For this project, I worked in a team of two other Northeastern students. The prompt was vague, choose an art exhibition in the local area, and find a pain point that can be addressed through design thinking. My team chose the Gestural Engineering at the MIT Museum which contained a collection of kinetic sculptures by Arthur Ganson.
On this project, I worked with two other Northeastern Students. As a team, we created the project in a collaborative manner. I took charge of the interviewing and development of user personas. Additionally, took the lead in developing ideas and prototypes.
After selecting our project topic, our group started the research phase by planning when we would go to the MIT Museum to visit our specific exhibit. After discussing, our group decided to conduct individual trips to the exhibit at first, due to the time availabilities for each member.
Our group decided to create an experience map as our alignment diagram in order to better consolidate our individual experiences of our trips to get a better sense of what we would want to do in a follow-up group trip back to the MIT Museum.
Based on our experience map, as a team, we developed user personas the represented the key audience that we were designing for. This key audience was based on who we interacted with on each of our trips to the museum. After developing these personas we were able to clearly understand what sort of questions we still needed to ask during our next trip to the museum. We ended up creating three personas -Julie, Max, and Alice. Julie represents the college students that visit the museum because they are interested in art. Max, represented the college students who visited as a social event rather than being drawn due to its content, and Alice represents the families that go with their children.
Using the personas we created, our group came up with interview questions to ask the various groups we would meet at the exhibit. Additionally, we used the personas to inform us of further questions we would want to be answered in a survey we created and sent out. During our time at the exhibit, we managed to interview both an employee at the museum, working security at the exhibit, and a man visiting the museum from California.
We mapped out Julie's theoretical trip. We covered what the current state is, the problem, and what our solution is: how can we solve the various issues that we came across during our trips for our ideal student persona? Ideally, the changes that we propose would have left Julie feeling inspired and like she got something out of her visit. She's gotten inspiration for her studio projects, and she's even convinced some of her friends who normally don't like museums to come!

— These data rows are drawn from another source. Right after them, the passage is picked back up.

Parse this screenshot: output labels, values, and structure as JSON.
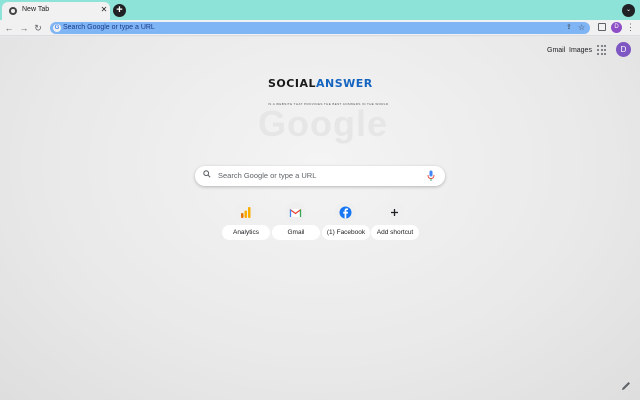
{
  "tab": {
    "title": "New Tab",
    "close": "✕"
  },
  "toolbar": {
    "back": "←",
    "forward": "→",
    "reload": "↻",
    "omnibox_text": "Search Google or type a URL",
    "profile_initial": "D"
  },
  "page": {
    "gmail_link": "Gmail",
    "images_link": "Images",
    "avatar_initial": "D",
    "doodle": {
      "part1": "SOCIAL",
      "part2": "ANSWER",
      "tagline": "IS A WEBSITE THAT PROVIDES THE BEST ANSWERS IN THE WORLD"
    },
    "ghost_logo": "Google",
    "search_placeholder": "Search Google or type a URL",
    "shortcuts": [
      {
        "label": "Analytics",
        "icon": "analytics-icon"
      },
      {
        "label": "Gmail",
        "icon": "gmail-icon"
      },
      {
        "label": "(1) Facebook",
        "icon": "facebook-icon"
      },
      {
        "label": "Add shortcut",
        "icon": "plus-icon"
      }
    ]
  },
  "colors": {
    "tabstrip": "#8de3d8",
    "omnibox": "#7fb4f5",
    "avatar": "#7e57c2"
  }
}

Our changed alignment diagram focused on four aspects that we found to be the most important to the experience: the ticket experience, the experience interacting with the exhibit pieces, the touch wall, and the pushcart. We initially decided to solve some of these problems with a three-pronged approach: building a new marketing site, creating new signage, and building new ways to interact with the exhibit pieces.
The website that currently exists about the Gestural Engineering exhibit doesn't take advantage of the amazing movement that captures the visitor's gaze while they're at the exhibit. We also looked into changing the signage to take more about the work of art rather than just a tantalizing snippet of the maker's quote.
While we did research and consider making changes for all three aspects of this plan, we decided to pursue the difference levels (interacting during) the exhibit for the majority of the project. The interactions with the exhibits are all so similar, it makes a big difference when you get to interact with the gestural engineering in a gesturally specific fashion.